### What you have to do
Look for the word "journeyId". Copy every line of the listing where it occurs.

━━━ Material for the task ━━━

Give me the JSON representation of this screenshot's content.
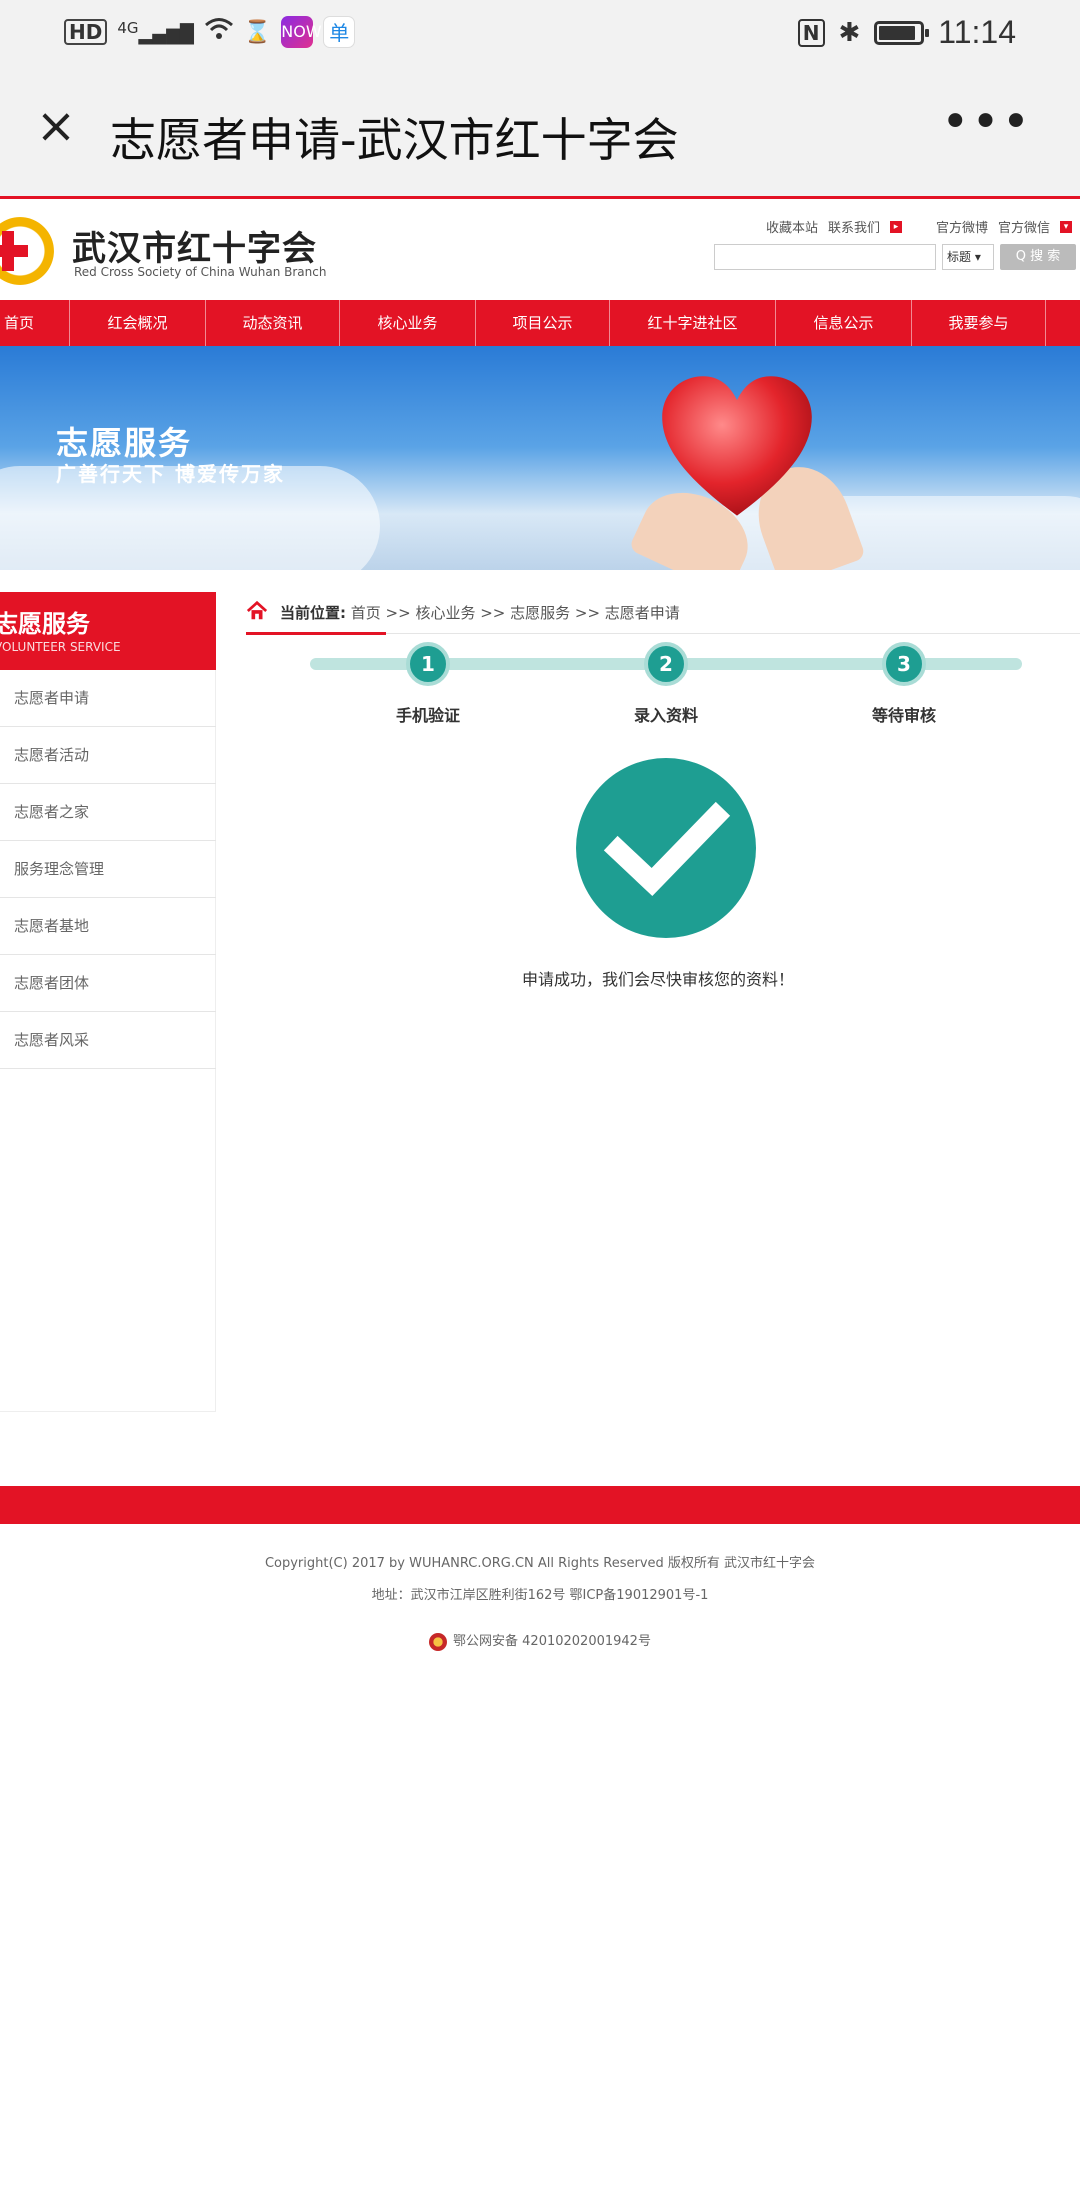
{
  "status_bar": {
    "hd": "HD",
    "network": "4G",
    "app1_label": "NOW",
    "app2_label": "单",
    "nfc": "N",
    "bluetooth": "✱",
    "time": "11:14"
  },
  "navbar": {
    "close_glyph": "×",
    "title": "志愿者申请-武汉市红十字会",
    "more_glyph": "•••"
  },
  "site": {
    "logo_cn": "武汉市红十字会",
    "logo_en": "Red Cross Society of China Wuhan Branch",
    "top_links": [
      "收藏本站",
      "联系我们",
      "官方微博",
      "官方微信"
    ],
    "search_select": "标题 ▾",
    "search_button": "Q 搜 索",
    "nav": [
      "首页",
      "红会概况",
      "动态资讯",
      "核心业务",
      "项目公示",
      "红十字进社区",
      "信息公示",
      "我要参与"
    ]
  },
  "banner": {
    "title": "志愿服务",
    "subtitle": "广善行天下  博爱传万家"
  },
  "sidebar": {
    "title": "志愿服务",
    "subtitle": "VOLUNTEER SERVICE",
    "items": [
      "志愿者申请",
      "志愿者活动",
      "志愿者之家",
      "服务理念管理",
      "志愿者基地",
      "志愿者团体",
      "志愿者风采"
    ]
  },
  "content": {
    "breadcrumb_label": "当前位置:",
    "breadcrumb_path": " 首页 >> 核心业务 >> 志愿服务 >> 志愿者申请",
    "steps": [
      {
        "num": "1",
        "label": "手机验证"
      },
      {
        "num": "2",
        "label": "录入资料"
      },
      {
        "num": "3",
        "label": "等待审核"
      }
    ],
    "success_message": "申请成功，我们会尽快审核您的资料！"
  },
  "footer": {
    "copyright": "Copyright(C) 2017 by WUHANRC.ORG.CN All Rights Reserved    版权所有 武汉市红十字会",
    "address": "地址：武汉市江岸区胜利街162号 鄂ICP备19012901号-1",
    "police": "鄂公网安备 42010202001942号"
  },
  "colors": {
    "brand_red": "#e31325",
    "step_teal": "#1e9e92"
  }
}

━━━
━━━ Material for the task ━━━

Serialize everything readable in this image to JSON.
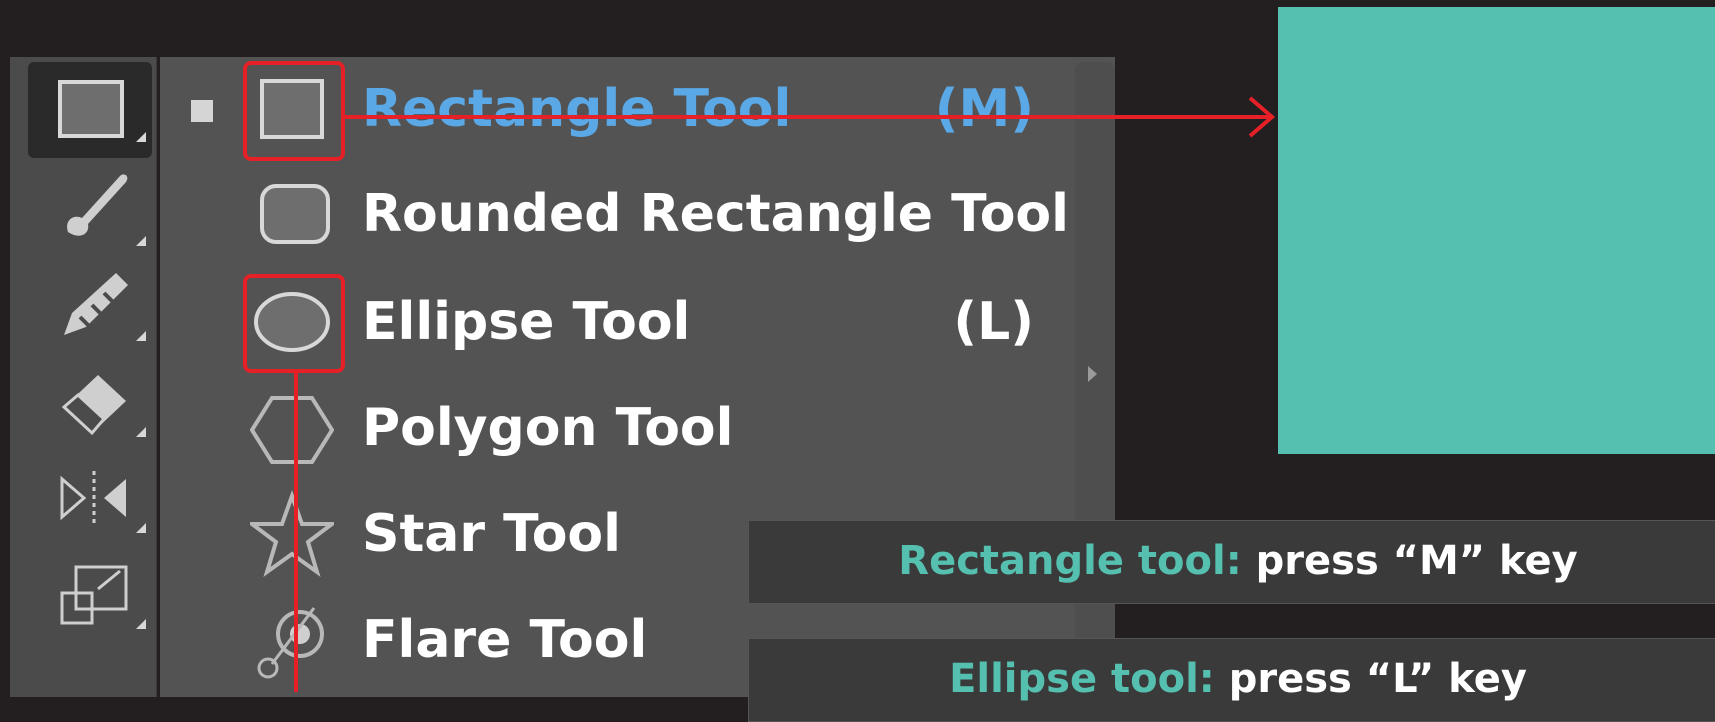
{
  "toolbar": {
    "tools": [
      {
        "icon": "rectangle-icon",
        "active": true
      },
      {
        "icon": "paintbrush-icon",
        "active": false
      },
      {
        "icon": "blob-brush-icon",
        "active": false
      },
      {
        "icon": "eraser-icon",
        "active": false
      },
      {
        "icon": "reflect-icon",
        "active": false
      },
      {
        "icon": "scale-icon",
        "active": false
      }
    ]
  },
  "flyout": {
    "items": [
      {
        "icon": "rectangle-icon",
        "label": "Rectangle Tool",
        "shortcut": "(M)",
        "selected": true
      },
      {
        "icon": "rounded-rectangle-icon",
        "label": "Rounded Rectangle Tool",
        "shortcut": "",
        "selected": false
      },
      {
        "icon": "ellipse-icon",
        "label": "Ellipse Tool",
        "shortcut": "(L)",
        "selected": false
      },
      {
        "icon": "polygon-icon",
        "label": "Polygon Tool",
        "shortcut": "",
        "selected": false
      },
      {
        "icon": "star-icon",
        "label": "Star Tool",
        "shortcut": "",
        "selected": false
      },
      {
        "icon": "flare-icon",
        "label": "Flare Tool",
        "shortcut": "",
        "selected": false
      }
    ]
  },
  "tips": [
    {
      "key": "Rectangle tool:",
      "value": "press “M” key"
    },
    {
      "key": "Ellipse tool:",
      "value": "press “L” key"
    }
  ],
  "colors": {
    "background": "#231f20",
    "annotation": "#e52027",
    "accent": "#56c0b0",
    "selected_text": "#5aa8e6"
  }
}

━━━
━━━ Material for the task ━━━

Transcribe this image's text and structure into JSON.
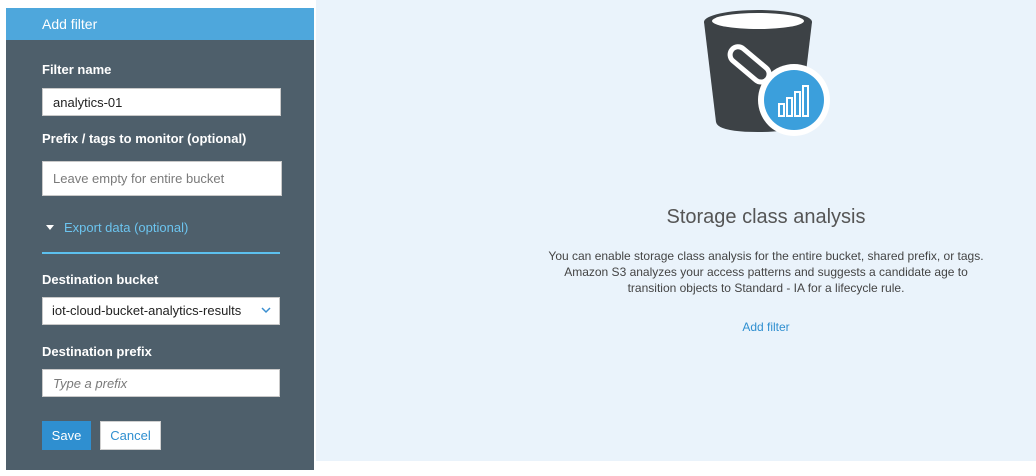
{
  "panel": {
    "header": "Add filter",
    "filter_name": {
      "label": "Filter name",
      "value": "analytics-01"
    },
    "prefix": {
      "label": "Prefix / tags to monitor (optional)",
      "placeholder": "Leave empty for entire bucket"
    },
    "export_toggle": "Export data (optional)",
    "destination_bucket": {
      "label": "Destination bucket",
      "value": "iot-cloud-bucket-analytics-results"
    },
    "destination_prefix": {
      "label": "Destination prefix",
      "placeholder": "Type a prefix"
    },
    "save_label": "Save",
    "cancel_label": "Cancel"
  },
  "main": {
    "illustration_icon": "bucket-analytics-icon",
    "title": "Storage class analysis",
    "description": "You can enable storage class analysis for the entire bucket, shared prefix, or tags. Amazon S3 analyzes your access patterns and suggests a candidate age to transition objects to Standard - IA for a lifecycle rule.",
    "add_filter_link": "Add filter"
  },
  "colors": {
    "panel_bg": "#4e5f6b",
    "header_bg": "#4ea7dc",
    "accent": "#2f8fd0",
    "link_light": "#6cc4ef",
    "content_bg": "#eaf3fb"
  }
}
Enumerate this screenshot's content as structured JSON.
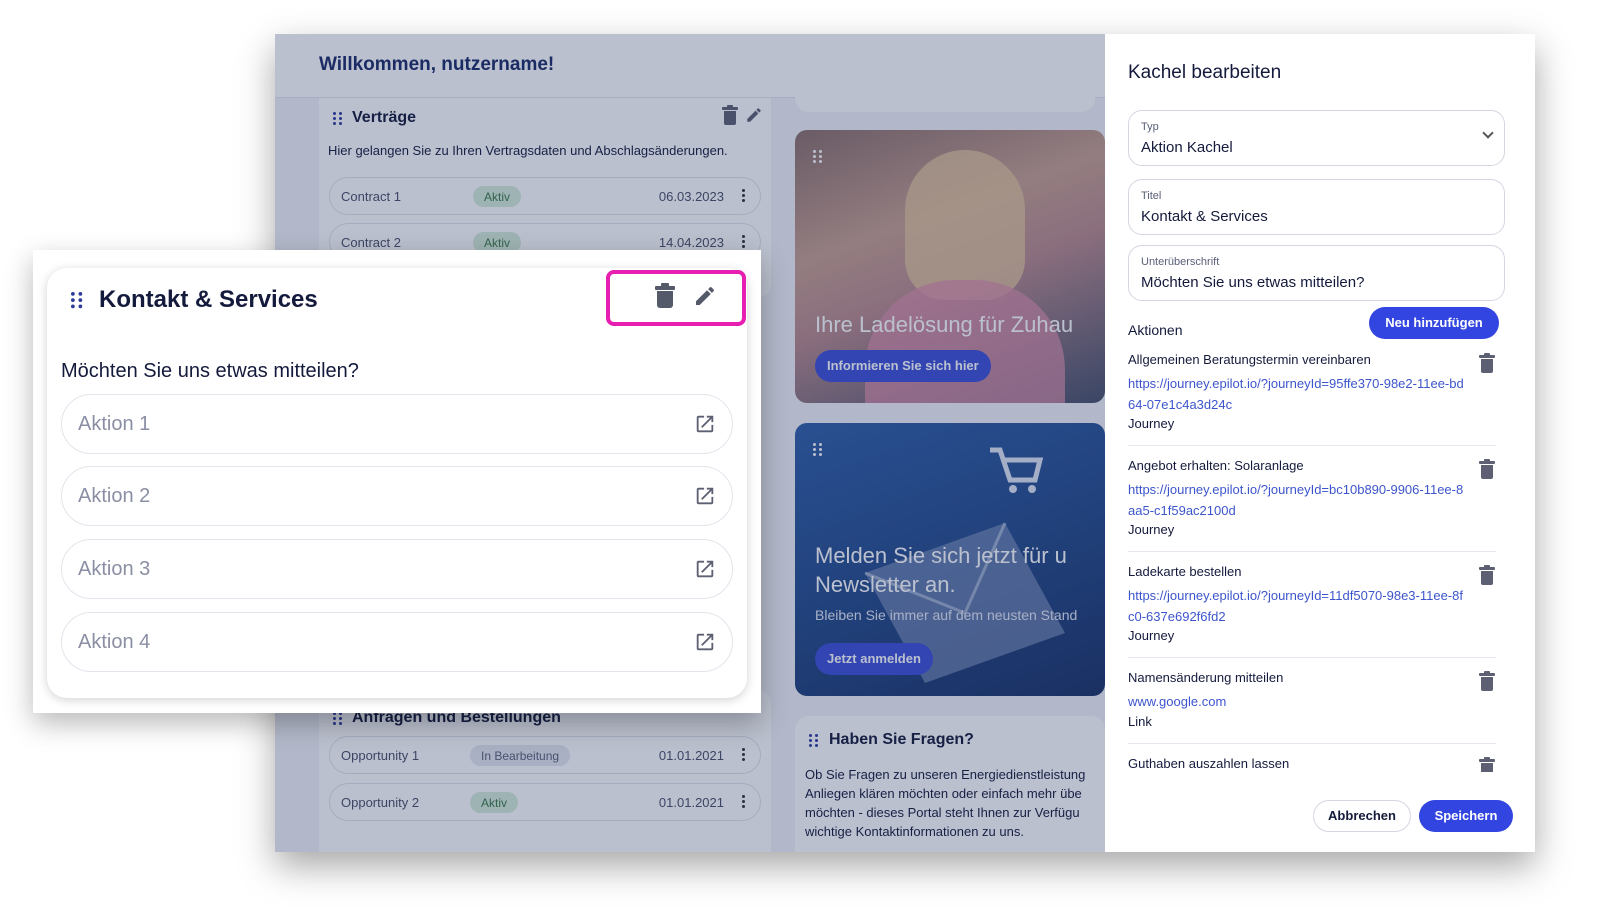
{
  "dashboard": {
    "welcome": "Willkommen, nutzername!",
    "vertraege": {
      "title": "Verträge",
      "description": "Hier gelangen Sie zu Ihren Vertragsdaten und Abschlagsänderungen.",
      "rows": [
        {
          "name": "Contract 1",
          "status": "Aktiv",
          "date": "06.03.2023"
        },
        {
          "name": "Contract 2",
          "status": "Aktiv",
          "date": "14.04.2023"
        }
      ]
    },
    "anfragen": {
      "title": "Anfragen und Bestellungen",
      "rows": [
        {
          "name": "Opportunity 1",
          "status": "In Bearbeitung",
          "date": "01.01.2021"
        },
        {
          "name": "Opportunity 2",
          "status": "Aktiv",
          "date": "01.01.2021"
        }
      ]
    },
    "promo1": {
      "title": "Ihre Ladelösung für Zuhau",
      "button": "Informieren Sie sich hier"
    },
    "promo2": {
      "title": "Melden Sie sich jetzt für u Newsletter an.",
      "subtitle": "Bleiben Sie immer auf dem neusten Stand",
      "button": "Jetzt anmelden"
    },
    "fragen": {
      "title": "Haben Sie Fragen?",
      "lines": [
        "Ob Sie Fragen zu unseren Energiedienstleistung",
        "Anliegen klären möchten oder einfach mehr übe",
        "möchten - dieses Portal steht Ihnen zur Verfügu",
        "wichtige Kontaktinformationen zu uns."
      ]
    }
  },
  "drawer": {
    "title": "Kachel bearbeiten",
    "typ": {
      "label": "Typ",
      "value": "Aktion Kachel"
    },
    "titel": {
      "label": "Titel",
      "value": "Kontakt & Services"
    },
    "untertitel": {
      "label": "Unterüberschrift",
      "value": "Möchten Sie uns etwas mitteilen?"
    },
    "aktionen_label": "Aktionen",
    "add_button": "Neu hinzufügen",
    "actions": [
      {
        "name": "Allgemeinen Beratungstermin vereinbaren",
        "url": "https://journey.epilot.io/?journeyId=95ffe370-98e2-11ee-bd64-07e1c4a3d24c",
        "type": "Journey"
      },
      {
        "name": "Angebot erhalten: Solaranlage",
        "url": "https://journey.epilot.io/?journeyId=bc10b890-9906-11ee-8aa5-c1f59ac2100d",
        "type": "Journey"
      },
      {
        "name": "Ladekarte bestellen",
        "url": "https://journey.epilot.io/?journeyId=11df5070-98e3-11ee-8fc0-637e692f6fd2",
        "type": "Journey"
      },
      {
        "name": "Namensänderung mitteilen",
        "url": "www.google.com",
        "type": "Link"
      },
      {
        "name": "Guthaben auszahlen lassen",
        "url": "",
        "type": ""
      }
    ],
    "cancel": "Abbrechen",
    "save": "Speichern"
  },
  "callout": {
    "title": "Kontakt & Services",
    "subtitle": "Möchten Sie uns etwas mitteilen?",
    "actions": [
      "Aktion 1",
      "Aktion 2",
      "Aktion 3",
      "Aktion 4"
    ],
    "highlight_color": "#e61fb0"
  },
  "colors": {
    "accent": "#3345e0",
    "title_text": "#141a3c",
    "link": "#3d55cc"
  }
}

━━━

### Task solution
        "url": "https://journey.epilot.io/?journeyId=95ffe370-98e2-11ee-bd64-07e1c4a3d24c",
        "url": "https://journey.epilot.io/?journeyId=bc10b890-9906-11ee-8aa5-c1f59ac2100d",
        "url": "https://journey.epilot.io/?journeyId=11df5070-98e3-11ee-8fc0-637e692f6fd2",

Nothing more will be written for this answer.